Bloggers don't have the resources and then most don't have a feeling for journalism or the ethics involved. Being small scale pundits who cross thresholds of boredom and libel, they're generally immune and so keep on badgering or going on pointless rants thinking they're doing great. But ultra-tabloid reporting goes nowhere when you don't have facts to go on. Finally you can't believe the writing which usually isn't good anyway. A BA in English might be a good idea like journalists usually have or at least have something to contribute. Though if you scan the Net with a passion you can find a lot of good work buried under all the chatter, like 2 Blowhards.
As a blogger and journalist, I do think there are ways out of this mess. Thing is people don't like making changes until it's about too late, like Detroit.
The big chains should sell off some of their papers instead of cutting staff further. If it's not a sellers' market, well a lot of papers have dedicated staff who would if they could buy out their owners as a collective. Why is this kind of socialism still a dirty word in America, when Obama has already made it acceptable with government bailouts on Wall Street and in Detroit?
As for me I love a good newspaper, but I don't like wading through a mountain of newsprint to get to a story buried in ads and flyers. I don't like the smudgy ink and the acid smell which gets worse as they yellow. I don't like all the destruction of trees and waste of paper. Smaller dailies still in business could maybe publish fewer editions, say thrice weekly or less. Spend more time researching and writing local and national stories. Maybe analyzing the news would be the big seller, instead of rewrites of press releases or the same wire service copy published everywhere.
More investigative journalism, more aggressive action on important stories. Sounds like the economics wouldn't work, but they could if given the chance. Some people like me would pay more for a glossy paper that wasn't boring and a futile waste of a Saturday afternoon, usually the best newspaper day of the week.
But if some papers do change not only their style but substance, most look like failing because they or their owners won't change. The chance of purely online papers making a success of themselves is still dicey too. For this you've got to blame the major ad content providers like Google AdSense, that allows their ad clients massive free exposure on other peoples' websites, only charging them for click-throughs and only paying a percentage of that to the content providers, the bloggers, magazines and papers online.
Google puts up a $20 million prize for the first private company landing on the moon, but freezes out the people who make the Internet work. Are you listening Google?
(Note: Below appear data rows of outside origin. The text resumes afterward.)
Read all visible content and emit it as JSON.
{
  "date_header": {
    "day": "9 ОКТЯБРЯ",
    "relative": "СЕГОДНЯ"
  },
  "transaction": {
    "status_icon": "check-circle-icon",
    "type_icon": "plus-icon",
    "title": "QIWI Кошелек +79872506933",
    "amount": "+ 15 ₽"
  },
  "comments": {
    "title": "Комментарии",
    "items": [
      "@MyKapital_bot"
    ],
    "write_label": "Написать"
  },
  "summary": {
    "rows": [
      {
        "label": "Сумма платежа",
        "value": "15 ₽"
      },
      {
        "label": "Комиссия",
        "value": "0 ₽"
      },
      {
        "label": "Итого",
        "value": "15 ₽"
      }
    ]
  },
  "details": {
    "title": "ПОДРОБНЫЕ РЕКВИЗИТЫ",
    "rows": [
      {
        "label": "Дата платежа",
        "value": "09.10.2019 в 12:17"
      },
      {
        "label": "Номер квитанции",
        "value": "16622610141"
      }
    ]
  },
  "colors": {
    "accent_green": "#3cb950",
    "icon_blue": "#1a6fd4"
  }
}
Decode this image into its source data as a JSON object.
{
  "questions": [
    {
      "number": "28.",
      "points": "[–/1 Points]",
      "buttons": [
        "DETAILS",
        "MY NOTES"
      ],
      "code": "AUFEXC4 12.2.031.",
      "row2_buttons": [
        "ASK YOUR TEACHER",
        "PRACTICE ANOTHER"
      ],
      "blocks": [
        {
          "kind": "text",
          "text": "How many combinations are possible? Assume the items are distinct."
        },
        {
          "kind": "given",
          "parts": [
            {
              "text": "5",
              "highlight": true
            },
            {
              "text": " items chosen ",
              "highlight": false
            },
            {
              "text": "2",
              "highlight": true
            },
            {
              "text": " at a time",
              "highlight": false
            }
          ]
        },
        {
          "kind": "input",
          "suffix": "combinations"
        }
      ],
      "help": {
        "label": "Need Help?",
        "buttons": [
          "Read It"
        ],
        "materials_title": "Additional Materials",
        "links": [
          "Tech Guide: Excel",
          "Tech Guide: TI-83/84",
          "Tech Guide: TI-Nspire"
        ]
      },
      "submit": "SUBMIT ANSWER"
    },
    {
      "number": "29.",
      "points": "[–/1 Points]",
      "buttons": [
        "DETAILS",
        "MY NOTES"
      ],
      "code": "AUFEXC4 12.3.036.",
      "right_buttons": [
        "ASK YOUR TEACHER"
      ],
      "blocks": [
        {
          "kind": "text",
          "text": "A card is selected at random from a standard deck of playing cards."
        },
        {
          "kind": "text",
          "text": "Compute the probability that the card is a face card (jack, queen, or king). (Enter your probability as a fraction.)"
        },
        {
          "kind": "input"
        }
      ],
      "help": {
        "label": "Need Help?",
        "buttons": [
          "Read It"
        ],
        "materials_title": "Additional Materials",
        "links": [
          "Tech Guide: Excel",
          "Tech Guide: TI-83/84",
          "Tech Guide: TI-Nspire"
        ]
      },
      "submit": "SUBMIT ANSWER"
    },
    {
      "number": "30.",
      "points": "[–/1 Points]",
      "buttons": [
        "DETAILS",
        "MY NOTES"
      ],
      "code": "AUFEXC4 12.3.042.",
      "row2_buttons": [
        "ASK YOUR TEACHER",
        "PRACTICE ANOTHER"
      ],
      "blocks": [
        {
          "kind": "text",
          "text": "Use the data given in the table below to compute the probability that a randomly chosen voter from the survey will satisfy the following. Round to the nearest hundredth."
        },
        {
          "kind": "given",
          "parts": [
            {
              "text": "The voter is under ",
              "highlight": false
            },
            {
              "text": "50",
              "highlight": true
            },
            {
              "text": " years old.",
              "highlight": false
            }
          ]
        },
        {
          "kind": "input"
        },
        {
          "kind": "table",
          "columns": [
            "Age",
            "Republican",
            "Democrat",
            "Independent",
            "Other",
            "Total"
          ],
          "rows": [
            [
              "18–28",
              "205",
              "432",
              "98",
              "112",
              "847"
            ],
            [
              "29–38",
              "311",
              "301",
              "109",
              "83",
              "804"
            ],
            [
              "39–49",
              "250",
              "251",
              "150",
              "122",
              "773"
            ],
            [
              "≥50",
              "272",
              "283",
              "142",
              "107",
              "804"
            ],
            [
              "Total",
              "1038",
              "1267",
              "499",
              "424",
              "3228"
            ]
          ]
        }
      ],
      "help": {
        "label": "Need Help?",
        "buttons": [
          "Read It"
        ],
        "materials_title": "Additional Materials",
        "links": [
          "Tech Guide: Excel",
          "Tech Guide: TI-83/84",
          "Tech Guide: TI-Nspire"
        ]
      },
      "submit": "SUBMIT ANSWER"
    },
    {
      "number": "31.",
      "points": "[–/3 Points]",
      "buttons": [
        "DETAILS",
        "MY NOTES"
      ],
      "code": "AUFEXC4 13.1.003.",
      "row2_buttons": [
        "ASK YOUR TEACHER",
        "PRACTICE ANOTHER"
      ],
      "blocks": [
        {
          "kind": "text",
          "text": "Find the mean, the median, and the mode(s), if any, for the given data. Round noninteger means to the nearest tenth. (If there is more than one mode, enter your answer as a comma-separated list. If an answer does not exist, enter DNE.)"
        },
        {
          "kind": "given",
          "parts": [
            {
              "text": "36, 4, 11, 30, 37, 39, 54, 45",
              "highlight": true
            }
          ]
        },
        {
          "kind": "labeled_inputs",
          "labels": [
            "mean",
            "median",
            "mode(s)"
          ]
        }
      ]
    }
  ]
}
We love you but what about the people going out of business and the people who put you in business?
Posted by Alan Gillis | 3/13/2009 09:56:00 AM | AdSense, Bloggers, Blogging, Economy, Gillis, Google, Internet, Journalism, Meltdown, News, Newspapers | 0 comments »